With the frame prep work finally done – after what seemed like ages – it was time to install the new trailer subfloor! I don’t even remember what it was like to walk in the trailer without balancing precariously on steel beams. I have a new respect for gymnasts, for sure.
The wood for the subfloor was purchased from a local lumber yard. I chose 1/2″ 5-ply exterior-grade sheathing that was cured and stored indoors for a long period of time. The flatter and drier the wood is, the better the floor will install and last over time. Wood from the “big box” hardware stores often isn’t cured long enough or stored out of moisture, so it becomes warped, or shrinks and expands after installation as it dries out.
After a lot of research, I opted against marine grade wood and instead am treating it with a borate-based (non-chemical) pre-treatment from another local company, Nisus, to prevent mold, mildew and insect infestations. I doubled up the floor’s protection by sealing the bottom and edges with a low-odor (and VOC), oil-based primer.
The actual finished flooring is going to be 12″ x 24″ cork tiles glued directly on top of the subfloor.
I was very grateful to be able to borrow a family member’s wood shop (thank you, Tony!) and tools to cut the pieces of subfloor. If there’s anything I’ve learned from renovating a 100-year-old house and now this nearly 50-year-old Airstream, it’s to never assume anything is square, plumb or level! Even after careful measurements and templates, there were still a lot of adjustments to make when the time came to install it!
Using sheets of foam insulation as a template for cutting the rounded floor corners worked quite well. Those will be reused later to insulate under the subfloor. It was easier to test-fit the insulation – and shave off any adjustments to the curved parts with a knife – than to keep cutting the actual plywood incrementally to fit.
With several helpers to stabilize the trailer and position the flooring, we jacked the Airstream shell up off its frame a few inches to be able to sandwich the new flooring between the two halves. 2×4 framing and poles were used under the sturdiest ceiling support beams, at the the front and rear of the trailer, connected to floor jacks on the ground.
Installation took two days, several people, lots of wiggling, cursing, and adjustments with a sander and jigsaw – but it’s in. It was a terrifying experience, watching all that aluminum teetering around freely in the air! I am not one bit upset that it’s safely back down on the floor and frame now.

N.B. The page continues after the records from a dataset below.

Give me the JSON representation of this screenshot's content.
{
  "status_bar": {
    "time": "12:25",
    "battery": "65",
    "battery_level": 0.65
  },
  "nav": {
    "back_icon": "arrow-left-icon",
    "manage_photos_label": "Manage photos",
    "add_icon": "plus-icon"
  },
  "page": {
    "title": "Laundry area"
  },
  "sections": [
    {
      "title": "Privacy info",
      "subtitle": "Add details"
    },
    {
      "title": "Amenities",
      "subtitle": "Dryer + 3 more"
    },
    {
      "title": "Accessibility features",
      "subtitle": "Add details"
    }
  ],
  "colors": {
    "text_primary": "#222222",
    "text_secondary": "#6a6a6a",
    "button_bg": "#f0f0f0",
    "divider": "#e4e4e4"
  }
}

I’m also so excited just to be able to easily walk inside the trailer again for the first time in many months. It was also the dogs’ first time ever in the trailer, and my first time sitting or laying down on the floor, just because it was too icky to want to previously! 😆
One very exhausting weekend later, another huge job is off the list. Time for some much-needed rest! 😴
What is that black spray you used on the seams? I have been looking for someone who has had luck with something like that before I put my inner skins back up. Thanks in advance!
Hi Cameron! I added some spray on rubber that’s used for lining leaky gutters on houses. I’m not sure how much good it did since I didn’t have any major water leaks even when the skins were out, but I figured it couldn’t hurt. Then I sealed the exterior seams as needed where the caulk had cracked with this clear sealant http://www.captaintolley.com/.